Washington, D.C. – Yesterday, U.S. Representative Stephen F. Lynch (MA-08) voted to pass H.R. 748, the Coronavirus Aid, Relief, and Economic Security (CARES) Act to help provide medical equipment to first responders and healthcare workers and financial relief to individuals, families and small businesses across the country.
“America is currently facing a grave health emergency with a serious impact on our economy, “ said Rep Lynch. “This latest piece of legislation is an important step in our ongoing effort to protect the American people and ensure workers and families have the resources they need throughout this unprecedented crisis.”
Here are some of the initiatives in the CARES Act that will benefit the residents of Massachusetts:
- A $150 Billion State and Local Coronavirus Relief Fund: Creates a $150 billion State and Local Coronavirus Relief Fund to provide states and localities resources to address the coronavirus pandemic. It is estimated that Massachusetts will receive approximately $2.673 billion.
- $260 Billion in Expanded Unemployment Benefits: Includes numerous provisions to improve unemployment benefits including an additional $600 per week for the next four months, providing an additional 13 weeks of federally funded benefits, and expanding eligibility to include workers in the gig economy and self-employed workers.
- Direct Cash Payments to Lower and Middle-Income Americans: Provides for a direct cash payment to lower-and middle-income Americans of $1,200 for each adult and $500 for each child, beginning to phase out at an annual income of $75,000 for individuals and $150,000 for a married couple.
- More Than $375 Billion in Small Business Relief: Provides more than $375 billion in small business relief, including $349 billion for forgivable loans to small businesses to pay their employees and keep them on the payroll; $17 billion for debt relief for current and new SBA borrowers; and $10 billion in immediate disaster grants.
- Approximately $200 Billion for Hospitals, Health Care Workers, and Health Research: Provides an investment of about $200 billion in our hospitals, health systems, and health research, including expanding funding for the personal protective equipment desperately needed by our health care workers, including ventilators, n95 masks, gowns, gloves, etc.
- More Than $100 Billion in Additional Emergency Appropriations, Including the Following:

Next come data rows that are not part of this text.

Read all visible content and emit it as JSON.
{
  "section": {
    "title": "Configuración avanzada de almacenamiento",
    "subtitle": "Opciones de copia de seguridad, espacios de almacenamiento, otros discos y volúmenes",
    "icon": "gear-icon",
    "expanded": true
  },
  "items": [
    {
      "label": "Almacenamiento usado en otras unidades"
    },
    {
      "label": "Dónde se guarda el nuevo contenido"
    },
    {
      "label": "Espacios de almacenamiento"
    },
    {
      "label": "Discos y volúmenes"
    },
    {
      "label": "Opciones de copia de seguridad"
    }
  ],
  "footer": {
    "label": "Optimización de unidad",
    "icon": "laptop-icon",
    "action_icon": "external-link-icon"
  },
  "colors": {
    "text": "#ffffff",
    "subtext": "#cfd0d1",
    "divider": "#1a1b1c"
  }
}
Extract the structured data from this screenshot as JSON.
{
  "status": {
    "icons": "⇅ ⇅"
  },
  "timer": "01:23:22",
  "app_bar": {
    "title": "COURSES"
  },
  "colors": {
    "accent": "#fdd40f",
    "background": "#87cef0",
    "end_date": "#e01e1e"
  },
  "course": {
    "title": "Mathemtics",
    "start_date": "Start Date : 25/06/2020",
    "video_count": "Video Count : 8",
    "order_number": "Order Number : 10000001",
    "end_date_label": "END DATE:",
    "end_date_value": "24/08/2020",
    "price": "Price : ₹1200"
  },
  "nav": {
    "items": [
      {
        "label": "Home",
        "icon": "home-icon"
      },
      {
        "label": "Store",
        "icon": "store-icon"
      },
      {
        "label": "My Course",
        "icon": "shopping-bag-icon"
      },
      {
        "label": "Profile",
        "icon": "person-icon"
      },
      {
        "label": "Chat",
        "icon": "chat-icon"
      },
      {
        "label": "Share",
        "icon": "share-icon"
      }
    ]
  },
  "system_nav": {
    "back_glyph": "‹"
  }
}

- Transit Agencies: Provides $25 billion to transit agencies, which have all seen a drastic drop in revenues as social distancing has been implemented. This funding is to be used to protect the jobs of the employees of the transit agencies, funding their paychecks during this public health emergency. Massachusetts will receive $1,044,023,423 under this program.
- HUD Emergency Solution Grants: Provides $2 billion for HUD Emergency Solution Grants to states that will be distributed by formula. These grants are designed to address the impact of the coronavirus among individuals and families who are homeless or at risk of homelessness, and to support additional homeless assistance, prevention, and eviction prevention assistance. Of this $2 billion, Massachusetts will receive $60.8 Million.
- Child Care and Development Block Grant: Supports child care and early education by providing $3.5 billion for the Child Care and Development Block Grant. Massachusetts will receive $45.3 Million under this emergency appropriation.
- 1.3 Billion in Direct Payments to Community Health Centers: $1.3 billion will be available to pay for costs of coronavirus-related care and for lost revenue.
- Low-Income Home Energy Assistance Program (LIHEAP): Provides $900 million to help low-income families pay their heating and cooling bills. Massachusetts will receive $10,963,000 for this purpose during this public health emergency.
- Byrne-Justice Assistance Grant Program: Provides $850 million for this program, giving additional support to state and local law enforcement agencies, thereby allowing them, for example, to obtain the personal protective equipment and other medical items they may need during this public health emergency. Massachusetts will receive $17,227,538 under this appropriation.
- CDC Coronavirus State, Local and Tribal Grants Minimum Awards: Provides about $750 million in CDC State, Local, and . Tribal Grants Minimum Awards to help agencies cope with the public health emergency. The minimum award for Massachusetts is $12,944,000. In addition, states can apply for additional funds above their minimum award, based on their needs.
- Election Assistance: Provides $400 million for Election Assistance Grants for states to help prepare for the 2020 elections. Coronavirus is already resulting in the postponement of some primaries and this funding can help states make voting safer for individuals. Funding can be used, for example, to increase the ability to vote by mail, expand early voting, and expand online registration. Massachusetts will receive $8.3 Million for these purposes.